I’ve been off TV for about 2 weeks now; we’ll see how much longer it lasts. 😉
(* Notable exceptions: AMC and TCM movie marathons like James Bond, Dirty Harry, old sci-fi, etc. I’m a notorious C-SPAN devotee but I can get that over the web.)
What do these stories all have in common? They all demonstrate that government organizations do not systematically make better decisions in the same circumstance than do private organizations.
Leftists like to argue that, by some magical mechanism, real-world politicians make better decisions, especially better economic decisions, than do private actors in the free market. They usually make this argument after either the free market corrects itself naturally or the government interferes. They then simply assert, without any possibility of empirical verification, that the magic government unicorns could have prevented the problem if only they had been given enough power to do as they wished.

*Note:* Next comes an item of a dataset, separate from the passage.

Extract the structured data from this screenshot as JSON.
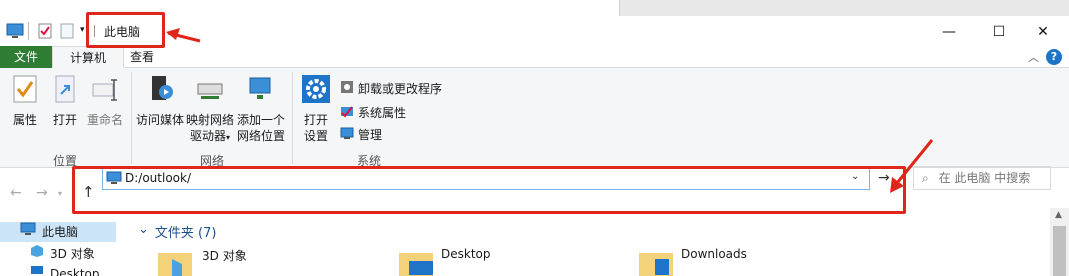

Such arguments are clearly ex post facto. Leftists cannot predict market correction any better than anyone else, so clearly they don’t have a predictive model of the relationship between any particular regulation and any particular market correction. More importantly, when they do have the power, they often do nothing to address the causes of the correction. Last year’s financial collapse demonstrates this clearly.